- WHAT YOU NEED TO DO
The records that follow are to be repeated without alteration.

- MATERIAL SHOWN
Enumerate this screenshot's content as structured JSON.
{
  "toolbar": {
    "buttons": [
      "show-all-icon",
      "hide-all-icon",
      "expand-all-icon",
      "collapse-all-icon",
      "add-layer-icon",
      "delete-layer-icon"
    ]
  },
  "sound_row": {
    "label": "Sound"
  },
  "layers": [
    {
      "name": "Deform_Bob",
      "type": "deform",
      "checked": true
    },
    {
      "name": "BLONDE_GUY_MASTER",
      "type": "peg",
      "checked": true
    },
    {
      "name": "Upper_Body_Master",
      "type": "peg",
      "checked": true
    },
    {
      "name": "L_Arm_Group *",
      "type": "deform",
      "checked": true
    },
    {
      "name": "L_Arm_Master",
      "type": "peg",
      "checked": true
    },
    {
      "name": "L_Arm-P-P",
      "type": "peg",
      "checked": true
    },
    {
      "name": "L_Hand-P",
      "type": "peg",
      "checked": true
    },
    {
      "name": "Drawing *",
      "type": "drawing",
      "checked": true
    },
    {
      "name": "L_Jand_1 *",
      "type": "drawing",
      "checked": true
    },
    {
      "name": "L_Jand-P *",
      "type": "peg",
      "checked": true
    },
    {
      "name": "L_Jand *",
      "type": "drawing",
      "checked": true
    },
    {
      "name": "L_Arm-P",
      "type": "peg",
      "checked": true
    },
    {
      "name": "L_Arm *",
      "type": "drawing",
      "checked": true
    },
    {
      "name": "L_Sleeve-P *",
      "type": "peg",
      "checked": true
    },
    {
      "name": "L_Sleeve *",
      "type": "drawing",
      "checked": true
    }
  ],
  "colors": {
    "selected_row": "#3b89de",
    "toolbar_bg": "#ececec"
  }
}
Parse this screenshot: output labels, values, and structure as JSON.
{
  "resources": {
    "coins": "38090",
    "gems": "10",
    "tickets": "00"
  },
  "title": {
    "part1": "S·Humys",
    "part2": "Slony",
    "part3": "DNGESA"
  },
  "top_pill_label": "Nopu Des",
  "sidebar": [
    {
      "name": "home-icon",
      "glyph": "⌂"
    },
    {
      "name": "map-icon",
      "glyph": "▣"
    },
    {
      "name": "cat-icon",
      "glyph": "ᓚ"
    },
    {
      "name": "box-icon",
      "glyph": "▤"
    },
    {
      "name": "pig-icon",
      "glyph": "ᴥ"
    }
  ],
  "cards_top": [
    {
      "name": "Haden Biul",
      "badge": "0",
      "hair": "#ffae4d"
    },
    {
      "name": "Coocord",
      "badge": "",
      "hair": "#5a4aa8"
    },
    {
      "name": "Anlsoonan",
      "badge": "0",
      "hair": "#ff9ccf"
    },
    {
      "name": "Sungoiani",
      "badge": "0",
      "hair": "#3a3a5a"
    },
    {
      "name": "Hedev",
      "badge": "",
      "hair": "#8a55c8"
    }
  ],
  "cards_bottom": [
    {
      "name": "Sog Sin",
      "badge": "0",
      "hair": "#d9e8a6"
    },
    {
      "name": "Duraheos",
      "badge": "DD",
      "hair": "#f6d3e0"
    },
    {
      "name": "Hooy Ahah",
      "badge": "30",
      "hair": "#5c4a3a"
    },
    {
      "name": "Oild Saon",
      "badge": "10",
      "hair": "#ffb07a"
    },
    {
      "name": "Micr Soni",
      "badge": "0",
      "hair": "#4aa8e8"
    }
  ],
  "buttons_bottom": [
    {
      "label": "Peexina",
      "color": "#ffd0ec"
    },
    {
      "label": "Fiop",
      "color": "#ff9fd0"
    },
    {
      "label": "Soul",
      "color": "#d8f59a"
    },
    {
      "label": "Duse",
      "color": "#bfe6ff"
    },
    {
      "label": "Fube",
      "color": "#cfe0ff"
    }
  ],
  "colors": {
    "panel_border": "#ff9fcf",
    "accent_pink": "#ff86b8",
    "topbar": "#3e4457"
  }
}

- RESPONSE AREA
Enumerate this screenshot's content as structured JSON.
{
  "toolbar": {
    "buttons": [
      "show-all-icon",
      "hide-all-icon",
      "expand-all-icon",
      "collapse-all-icon",
      "add-layer-icon",
      "delete-layer-icon"
    ]
  },
  "sound_row": {
    "label": "Sound"
  },
  "layers": [
    {
      "name": "Deform_Bob",
      "type": "deform",
      "checked": true
    },
    {
      "name": "BLONDE_GUY_MASTER",
      "type": "peg",
      "checked": true
    },
    {
      "name": "Upper_Body_Master",
      "type": "peg",
      "checked": true
    },
    {
      "name": "L_Arm_Group *",
      "type": "deform",
      "checked": true
    },
    {
      "name": "L_Arm_Master",
      "type": "peg",
      "checked": true
    },
    {
      "name": "L_Arm-P-P",
      "type": "peg",
      "checked": true
    },
    {
      "name": "L_Hand-P",
      "type": "peg",
      "checked": true
    },
    {
      "name": "Drawing *",
      "type": "drawing",
      "checked": true
    },
    {
      "name": "L_Jand_1 *",
      "type": "drawing",
      "checked": true
    },
    {
      "name": "L_Jand-P *",
      "type": "peg",
      "checked": true
    },
    {
      "name": "L_Jand *",
      "type": "drawing",
      "checked": true
    },
    {
      "name": "L_Arm-P",
      "type": "peg",
      "checked": true
    },
    {
      "name": "L_Arm *",
      "type": "drawing",
      "checked": true
    },
    {
      "name": "L_Sleeve-P *",
      "type": "peg",
      "checked": true
    },
    {
      "name": "L_Sleeve *",
      "type": "drawing",
      "checked": true
    }
  ],
  "colors": {
    "selected_row": "#3b89de",
    "toolbar_bg": "#ececec"
  }
}
Parse this screenshot: output labels, values, and structure as JSON.
{
  "resources": {
    "coins": "38090",
    "gems": "10",
    "tickets": "00"
  },
  "title": {
    "part1": "S·Humys",
    "part2": "Slony",
    "part3": "DNGESA"
  },
  "top_pill_label": "Nopu Des",
  "sidebar": [
    {
      "name": "home-icon",
      "glyph": "⌂"
    },
    {
      "name": "map-icon",
      "glyph": "▣"
    },
    {
      "name": "cat-icon",
      "glyph": "ᓚ"
    },
    {
      "name": "box-icon",
      "glyph": "▤"
    },
    {
      "name": "pig-icon",
      "glyph": "ᴥ"
    }
  ],
  "cards_top": [
    {
      "name": "Haden Biul",
      "badge": "0",
      "hair": "#ffae4d"
    },
    {
      "name": "Coocord",
      "badge": "",
      "hair": "#5a4aa8"
    },
    {
      "name": "Anlsoonan",
      "badge": "0",
      "hair": "#ff9ccf"
    },
    {
      "name": "Sungoiani",
      "badge": "0",
      "hair": "#3a3a5a"
    },
    {
      "name": "Hedev",
      "badge": "",
      "hair": "#8a55c8"
    }
  ],
  "cards_bottom": [
    {
      "name": "Sog Sin",
      "badge": "0",
      "hair": "#d9e8a6"
    },
    {
      "name": "Duraheos",
      "badge": "DD",
      "hair": "#f6d3e0"
    },
    {
      "name": "Hooy Ahah",
      "badge": "30",
      "hair": "#5c4a3a"
    },
    {
      "name": "Oild Saon",
      "badge": "10",
      "hair": "#ffb07a"
    },
    {
      "name": "Micr Soni",
      "badge": "0",
      "hair": "#4aa8e8"
    }
  ],
  "buttons_bottom": [
    {
      "label": "Peexina",
      "color": "#ffd0ec"
    },
    {
      "label": "Fiop",
      "color": "#ff9fd0"
    },
    {
      "label": "Soul",
      "color": "#d8f59a"
    },
    {
      "label": "Duse",
      "color": "#bfe6ff"
    },
    {
      "label": "Fube",
      "color": "#cfe0ff"
    }
  ],
  "colors": {
    "panel_border": "#ff9fcf",
    "accent_pink": "#ff86b8",
    "topbar": "#3e4457"
  }
}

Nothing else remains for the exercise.